[Data records for software interfaces]
=== Begin Enclosure ===
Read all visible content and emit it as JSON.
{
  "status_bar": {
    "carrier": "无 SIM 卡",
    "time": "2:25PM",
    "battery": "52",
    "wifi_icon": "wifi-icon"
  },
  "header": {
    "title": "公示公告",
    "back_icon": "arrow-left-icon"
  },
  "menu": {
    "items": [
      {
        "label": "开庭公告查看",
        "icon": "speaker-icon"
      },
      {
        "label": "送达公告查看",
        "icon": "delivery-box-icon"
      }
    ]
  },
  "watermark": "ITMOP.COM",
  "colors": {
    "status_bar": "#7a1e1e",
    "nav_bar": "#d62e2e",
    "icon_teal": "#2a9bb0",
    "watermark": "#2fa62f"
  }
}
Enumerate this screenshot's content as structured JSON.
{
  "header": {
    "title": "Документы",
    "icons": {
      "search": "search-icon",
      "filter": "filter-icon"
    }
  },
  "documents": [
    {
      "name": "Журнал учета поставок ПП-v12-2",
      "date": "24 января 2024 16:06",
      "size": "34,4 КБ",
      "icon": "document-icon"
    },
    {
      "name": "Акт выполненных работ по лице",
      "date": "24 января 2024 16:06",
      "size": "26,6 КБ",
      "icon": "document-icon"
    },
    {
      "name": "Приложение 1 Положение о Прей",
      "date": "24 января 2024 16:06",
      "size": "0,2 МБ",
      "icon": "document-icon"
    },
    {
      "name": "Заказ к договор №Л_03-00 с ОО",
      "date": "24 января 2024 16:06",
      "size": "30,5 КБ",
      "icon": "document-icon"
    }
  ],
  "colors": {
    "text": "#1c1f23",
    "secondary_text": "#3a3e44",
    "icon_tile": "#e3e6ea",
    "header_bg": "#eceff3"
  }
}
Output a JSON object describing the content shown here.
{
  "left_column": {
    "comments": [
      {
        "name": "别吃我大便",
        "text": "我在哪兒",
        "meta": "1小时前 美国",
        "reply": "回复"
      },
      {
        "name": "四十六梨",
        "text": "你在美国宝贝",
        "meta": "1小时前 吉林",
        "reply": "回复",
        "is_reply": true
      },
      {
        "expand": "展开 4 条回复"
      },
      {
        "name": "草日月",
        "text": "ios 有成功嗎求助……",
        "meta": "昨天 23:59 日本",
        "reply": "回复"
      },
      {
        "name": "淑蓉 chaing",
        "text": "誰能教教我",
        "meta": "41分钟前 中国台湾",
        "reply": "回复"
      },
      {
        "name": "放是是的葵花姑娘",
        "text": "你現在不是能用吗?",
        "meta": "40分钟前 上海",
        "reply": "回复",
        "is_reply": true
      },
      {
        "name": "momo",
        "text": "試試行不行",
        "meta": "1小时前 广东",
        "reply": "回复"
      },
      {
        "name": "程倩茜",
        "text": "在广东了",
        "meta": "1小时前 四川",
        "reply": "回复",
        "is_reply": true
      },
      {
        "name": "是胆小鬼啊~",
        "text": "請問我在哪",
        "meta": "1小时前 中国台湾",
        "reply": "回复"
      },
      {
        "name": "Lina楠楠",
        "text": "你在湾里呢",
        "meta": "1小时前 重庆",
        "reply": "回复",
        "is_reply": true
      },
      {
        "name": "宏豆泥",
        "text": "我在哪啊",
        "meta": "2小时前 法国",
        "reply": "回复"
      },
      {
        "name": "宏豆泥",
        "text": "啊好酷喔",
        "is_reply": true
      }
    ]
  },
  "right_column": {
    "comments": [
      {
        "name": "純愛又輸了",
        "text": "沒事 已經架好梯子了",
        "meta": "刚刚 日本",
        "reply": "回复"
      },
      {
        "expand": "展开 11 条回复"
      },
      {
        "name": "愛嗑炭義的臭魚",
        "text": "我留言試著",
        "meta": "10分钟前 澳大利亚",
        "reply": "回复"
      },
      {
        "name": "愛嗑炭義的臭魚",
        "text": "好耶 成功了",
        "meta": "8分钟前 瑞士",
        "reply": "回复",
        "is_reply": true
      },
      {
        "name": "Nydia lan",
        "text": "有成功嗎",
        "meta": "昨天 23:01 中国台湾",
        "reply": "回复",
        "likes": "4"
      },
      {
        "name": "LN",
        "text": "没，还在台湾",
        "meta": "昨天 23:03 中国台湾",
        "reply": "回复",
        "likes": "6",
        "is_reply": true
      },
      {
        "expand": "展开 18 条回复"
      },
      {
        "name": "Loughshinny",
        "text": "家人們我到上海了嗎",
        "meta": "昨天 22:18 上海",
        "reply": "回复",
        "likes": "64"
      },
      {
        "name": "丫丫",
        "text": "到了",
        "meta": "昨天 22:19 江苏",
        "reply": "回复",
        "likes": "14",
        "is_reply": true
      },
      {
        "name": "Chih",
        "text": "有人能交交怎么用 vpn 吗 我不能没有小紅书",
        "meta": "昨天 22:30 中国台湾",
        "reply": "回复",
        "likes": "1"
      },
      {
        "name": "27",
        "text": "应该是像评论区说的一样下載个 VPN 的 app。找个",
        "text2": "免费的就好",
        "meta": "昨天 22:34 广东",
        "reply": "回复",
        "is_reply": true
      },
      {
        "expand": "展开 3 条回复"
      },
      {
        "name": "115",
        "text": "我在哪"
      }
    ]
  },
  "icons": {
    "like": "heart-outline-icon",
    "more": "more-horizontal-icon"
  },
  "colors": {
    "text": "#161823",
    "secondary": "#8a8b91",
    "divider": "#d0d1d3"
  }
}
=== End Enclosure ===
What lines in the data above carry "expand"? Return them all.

■ SOLUTION TO THIS EXERCISE
        "expand": "展开 4 条回复"
        "expand": "展开 11 条回复"
        "expand": "展开 18 条回复"
        "expand": "展开 3 条回复"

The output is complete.